Improving access to food and water, and helping people affected by HIV and AIDS

Political instability and social insecurity have taken their toll on the Zimbabwean economy. The Integrated Rural Development program helps people in the rural Diocese of Gweru improve water and sanitation conditions, increase food security and cope with HIV and AIDS.

New latrines in Zimbabwe

About the program

This program helps build capacity within communities by providing education and training in home-based care, herbal therapy techniques, and project planning and management. It supports water committees and pump minders, builders, and health and hygiene workshops. The aim is to help vulnerable members of the community such as those affected by HIV and AIDS, women, child-headed households, orphans and vulnerable children, people with disabilities, and victims of political violence.

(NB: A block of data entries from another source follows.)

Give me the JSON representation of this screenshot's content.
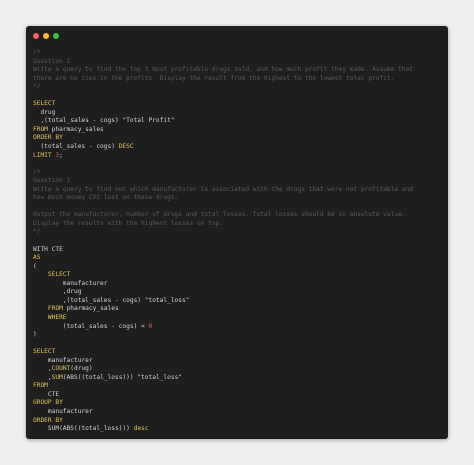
{
  "window": {
    "controls": {
      "close_color": "#ff5f57",
      "minimize_color": "#febc2e",
      "maximize_color": "#28c840"
    }
  },
  "colors": {
    "background": "#eeeeee",
    "editor": "#1e1e1e",
    "keyword": "#e4c55c",
    "comment": "#555a5e",
    "number": "#e0605a",
    "text": "#d4d4d4"
  },
  "code": {
    "lines": [
      [
        {
          "t": "/*",
          "c": "comment"
        }
      ],
      [
        {
          "t": "Question 1",
          "c": "comment"
        }
      ],
      [
        {
          "t": "Write a query to find the top 3 most profitable drugs sold, and how much profit they made. Assume that",
          "c": "comment"
        }
      ],
      [
        {
          "t": "there are no ties in the profits. Display the result from the highest to the lowest total profit.",
          "c": "comment"
        }
      ],
      [
        {
          "t": "*/",
          "c": "comment"
        }
      ],
      [],
      [
        {
          "t": "SELECT",
          "c": "kw"
        }
      ],
      [
        {
          "t": "  drug",
          "c": "ident"
        }
      ],
      [
        {
          "t": "  ,(total_sales - cogs) \"Total Profit\"",
          "c": "ident"
        }
      ],
      [
        {
          "t": "FROM",
          "c": "kw"
        },
        {
          "t": " pharmacy_sales",
          "c": "ident"
        }
      ],
      [
        {
          "t": "ORDER BY",
          "c": "kw"
        }
      ],
      [
        {
          "t": "  (total_sales - cogs) ",
          "c": "ident"
        },
        {
          "t": "DESC",
          "c": "kw"
        }
      ],
      [
        {
          "t": "LIMIT",
          "c": "kw"
        },
        {
          "t": " ",
          "c": "ident"
        },
        {
          "t": "3",
          "c": "num"
        },
        {
          "t": ";",
          "c": "ident"
        }
      ],
      [],
      [
        {
          "t": "/*",
          "c": "comment"
        }
      ],
      [
        {
          "t": "Question 2",
          "c": "comment"
        }
      ],
      [
        {
          "t": "Write a query to find out which manufacturer is associated with the drugs that were not profitable and",
          "c": "comment"
        }
      ],
      [
        {
          "t": "how much money CVS lost on these drugs.",
          "c": "comment"
        }
      ],
      [],
      [
        {
          "t": "Output the manufacturer, number of drugs and total losses. Total losses should be in absolute value.",
          "c": "comment"
        }
      ],
      [
        {
          "t": "Display the results with the highest losses on top.",
          "c": "comment"
        }
      ],
      [
        {
          "t": "*/",
          "c": "comment"
        }
      ],
      [],
      [
        {
          "t": "WITH CTE",
          "c": "ident"
        }
      ],
      [
        {
          "t": "AS",
          "c": "kw"
        }
      ],
      [
        {
          "t": "(",
          "c": "ident"
        }
      ],
      [
        {
          "t": "    ",
          "c": "ident"
        },
        {
          "t": "SELECT",
          "c": "kw"
        }
      ],
      [
        {
          "t": "        manufacturer",
          "c": "ident"
        }
      ],
      [
        {
          "t": "        ,drug",
          "c": "ident"
        }
      ],
      [
        {
          "t": "        ,(total_sales - cogs) \"total_loss\"",
          "c": "ident"
        }
      ],
      [
        {
          "t": "    ",
          "c": "ident"
        },
        {
          "t": "FROM",
          "c": "kw"
        },
        {
          "t": " pharmacy_sales",
          "c": "ident"
        }
      ],
      [
        {
          "t": "    ",
          "c": "ident"
        },
        {
          "t": "WHERE",
          "c": "kw"
        }
      ],
      [
        {
          "t": "        (total_sales - cogs) < ",
          "c": "ident"
        },
        {
          "t": "0",
          "c": "num"
        }
      ],
      [
        {
          "t": ")",
          "c": "ident"
        }
      ],
      [],
      [
        {
          "t": "SELECT",
          "c": "kw"
        }
      ],
      [
        {
          "t": "    manufacturer",
          "c": "ident"
        }
      ],
      [
        {
          "t": "    ,",
          "c": "ident"
        },
        {
          "t": "COUNT",
          "c": "fn"
        },
        {
          "t": "(drug)",
          "c": "ident"
        }
      ],
      [
        {
          "t": "    ,",
          "c": "ident"
        },
        {
          "t": "SUM",
          "c": "fn"
        },
        {
          "t": "(ABS((total_loss))) \"total_loss\"",
          "c": "ident"
        }
      ],
      [
        {
          "t": "FROM",
          "c": "kw"
        }
      ],
      [
        {
          "t": "    CTE",
          "c": "ident"
        }
      ],
      [
        {
          "t": "GROUP BY",
          "c": "kw"
        }
      ],
      [
        {
          "t": "    manufacturer",
          "c": "ident"
        }
      ],
      [
        {
          "t": "ORDER BY",
          "c": "kw"
        }
      ],
      [
        {
          "t": "    SUM(ABS((total_loss))) ",
          "c": "ident"
        },
        {
          "t": "desc",
          "c": "kw"
        }
      ]
    ]
  }
}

Thr project works towards improving the community's access to safe drinking water. This has reduced water-related diseases such as cholera, dysentery and diarrhoea. Thirteen 'water point' committees were established following training in water management.

Caregivers have reported a reduction in bedridden patients in Gweru thanks to the availablility of medicines, greater willingness among community members to be tested before they fall seriously ill, improved diet, and education provided by caregivers.

The program helps provide agricultural training and supports the establishment and management of nutritional gardens. In 2011/2012, 5 nutrition gardens have been established. The ‘goats pass-on’ project also helps to generate income for vulnerable households.

Program details

  • Issues: Water and sanitation; Food security and agriculture; HIV and AIDS
  • Partner Agency: Caritas Gweru
  • Funding in 2014/15 financial year: US $120,000
  • Geographic location: District of Chirumanzu
  • When established: 2005

Colletta and her family

Colletta’s story

Colletta lived in a district of Zimbabwe that has seen much violence. In 2005, bedridden with tuberculosis, Colletta was found to be HIV positive. As the sole breadwinner, her ill-health affected her whole family. 

Colletta joined the community garden supported by Caritas Gweru. Through the program she learned how to grow vegetables and herbs, and received equipment, seedlings and goats. With improved health, Colletta became an active member in the community’s water management and was able to generate income from her garden.

It was with great sadness that we shared news of Colletta's death in 2012. Read  more about Colletta's story from Project Compassion 2012 »